2005-Feb-03, 06:32 PM
Yeah, but if they were solid, we wouldn't be able to see them like this. The light is coming from inside the shell. A solid shell would block all of the light.

Argos
2005-Feb-03, 06:35 PM
Yes, but one could say that the stars on the foreground and around the shell illuminate the scene. :)

Kullat Nunu
2005-Feb-03, 06:39 PM
Quick brain teaser:

How it is possible that the V838 Monocerotis light echo has already an apparent radius of well over 6 light years even if the outburst happened only three years ago?

http://imgsrc.hubblesite.org/hu/db/2005/02/images/b/formats/compass_web.jpg

:)

Grey
2005-Feb-03, 07:17 PM
Quick brain teaser:

How it is possible that the V838 Monocerotis light echo has already an apparent radius of well over 6 light years even if the outburst happened only three years ago?

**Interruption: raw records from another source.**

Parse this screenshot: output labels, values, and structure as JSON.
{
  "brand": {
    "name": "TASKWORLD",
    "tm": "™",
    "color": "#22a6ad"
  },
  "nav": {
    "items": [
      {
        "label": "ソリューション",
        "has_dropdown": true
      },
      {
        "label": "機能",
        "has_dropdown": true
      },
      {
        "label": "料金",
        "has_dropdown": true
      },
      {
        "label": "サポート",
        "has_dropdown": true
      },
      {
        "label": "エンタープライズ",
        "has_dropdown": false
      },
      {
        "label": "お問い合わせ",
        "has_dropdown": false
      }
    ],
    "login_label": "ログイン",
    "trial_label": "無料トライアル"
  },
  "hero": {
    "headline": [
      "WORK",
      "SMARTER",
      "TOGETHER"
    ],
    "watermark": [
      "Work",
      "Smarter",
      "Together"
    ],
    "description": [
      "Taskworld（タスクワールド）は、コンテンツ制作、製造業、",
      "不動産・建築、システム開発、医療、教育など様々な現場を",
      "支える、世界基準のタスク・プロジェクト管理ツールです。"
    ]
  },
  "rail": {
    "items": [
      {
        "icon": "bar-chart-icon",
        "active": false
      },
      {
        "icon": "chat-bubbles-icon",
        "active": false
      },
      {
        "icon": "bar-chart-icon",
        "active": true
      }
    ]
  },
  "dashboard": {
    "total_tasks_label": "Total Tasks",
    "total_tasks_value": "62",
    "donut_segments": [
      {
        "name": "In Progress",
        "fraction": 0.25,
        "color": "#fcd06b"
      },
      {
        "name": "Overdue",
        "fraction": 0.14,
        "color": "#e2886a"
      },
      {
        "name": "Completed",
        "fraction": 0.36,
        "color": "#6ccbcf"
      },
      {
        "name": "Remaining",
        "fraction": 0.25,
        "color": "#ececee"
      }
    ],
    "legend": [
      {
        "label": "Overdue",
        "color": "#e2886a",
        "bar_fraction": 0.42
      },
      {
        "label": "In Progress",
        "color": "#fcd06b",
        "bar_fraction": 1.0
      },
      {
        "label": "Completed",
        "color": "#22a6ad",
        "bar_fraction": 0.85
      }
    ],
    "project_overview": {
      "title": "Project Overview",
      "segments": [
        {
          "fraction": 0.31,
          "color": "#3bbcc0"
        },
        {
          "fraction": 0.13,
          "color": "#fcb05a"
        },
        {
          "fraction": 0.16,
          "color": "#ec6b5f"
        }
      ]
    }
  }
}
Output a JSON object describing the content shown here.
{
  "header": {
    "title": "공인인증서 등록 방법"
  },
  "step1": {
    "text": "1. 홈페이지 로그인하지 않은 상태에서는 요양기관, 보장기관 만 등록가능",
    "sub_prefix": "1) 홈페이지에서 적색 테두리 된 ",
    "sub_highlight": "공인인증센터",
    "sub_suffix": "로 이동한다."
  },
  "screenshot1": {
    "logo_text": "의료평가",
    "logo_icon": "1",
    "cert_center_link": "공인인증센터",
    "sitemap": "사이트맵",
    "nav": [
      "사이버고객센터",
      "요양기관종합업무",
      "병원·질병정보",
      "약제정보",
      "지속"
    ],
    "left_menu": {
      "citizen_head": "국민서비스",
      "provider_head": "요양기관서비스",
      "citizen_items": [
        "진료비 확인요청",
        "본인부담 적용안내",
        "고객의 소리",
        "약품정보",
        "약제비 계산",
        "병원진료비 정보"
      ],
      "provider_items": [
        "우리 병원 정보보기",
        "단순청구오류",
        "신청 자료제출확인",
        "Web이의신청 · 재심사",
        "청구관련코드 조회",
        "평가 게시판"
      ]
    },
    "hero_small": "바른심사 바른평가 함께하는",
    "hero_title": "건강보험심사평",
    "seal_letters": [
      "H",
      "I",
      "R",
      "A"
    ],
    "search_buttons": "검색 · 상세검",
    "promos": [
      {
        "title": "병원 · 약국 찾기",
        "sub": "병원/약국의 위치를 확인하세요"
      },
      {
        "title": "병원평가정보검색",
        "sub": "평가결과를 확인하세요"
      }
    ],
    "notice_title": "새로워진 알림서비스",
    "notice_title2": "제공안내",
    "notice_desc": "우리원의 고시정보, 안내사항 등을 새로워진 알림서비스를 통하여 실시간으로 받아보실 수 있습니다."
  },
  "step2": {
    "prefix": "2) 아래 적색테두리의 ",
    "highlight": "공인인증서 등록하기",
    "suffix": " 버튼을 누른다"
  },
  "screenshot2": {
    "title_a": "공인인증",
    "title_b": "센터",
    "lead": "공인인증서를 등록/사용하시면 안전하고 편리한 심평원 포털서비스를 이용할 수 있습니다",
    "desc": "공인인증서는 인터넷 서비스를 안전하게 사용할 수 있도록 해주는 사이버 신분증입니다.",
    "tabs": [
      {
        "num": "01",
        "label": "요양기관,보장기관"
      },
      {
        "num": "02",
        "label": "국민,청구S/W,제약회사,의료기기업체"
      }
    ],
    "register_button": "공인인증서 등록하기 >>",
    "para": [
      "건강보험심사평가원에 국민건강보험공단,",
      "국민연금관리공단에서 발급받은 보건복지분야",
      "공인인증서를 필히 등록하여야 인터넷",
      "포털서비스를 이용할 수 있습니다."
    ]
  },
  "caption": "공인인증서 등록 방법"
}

:)
I know! In fact, working out the numbers, that actually sounds just about right. Think for example about the light that was emitted in a cone at an angle of 45 degrees around our line of sight. After about eight and a half years, this forms a ring six light years in diameter, and some of this light may be scattered toward Earth to be seen. But this ring is also six light years closer to us than the star itself. The travel time for this light is therefore six years shorter, and so it arrives only two and a half years after the light from the initial burst (the eight and a half years between the two events, less the six years travel time difference for the light). This sort of phenomenon has also been responsible for jets from quasars appearing to travel at superluminal speeds.

Kullat Nunu
2005-Feb-03, 08:26 PM
That's the right answer. :)

Kullat Nunu
2005-Feb-03, 08:35 PM
A recent paper (http://arxiv.org/abs/astro-ph/0501604) in arXiv.org offers one solution to the enigma of V838 Monocerotis:


...Comparison with theoretical isochrones suggests an age of 4 million year for the system and a mass around 65 M(sun) for the progenitor of the outbursting component, which at the time of the outburst was approaching the Carbon ignition stage in its core. The 2002 event is probably just a shell thermonuclear event in the outer envelope of the star.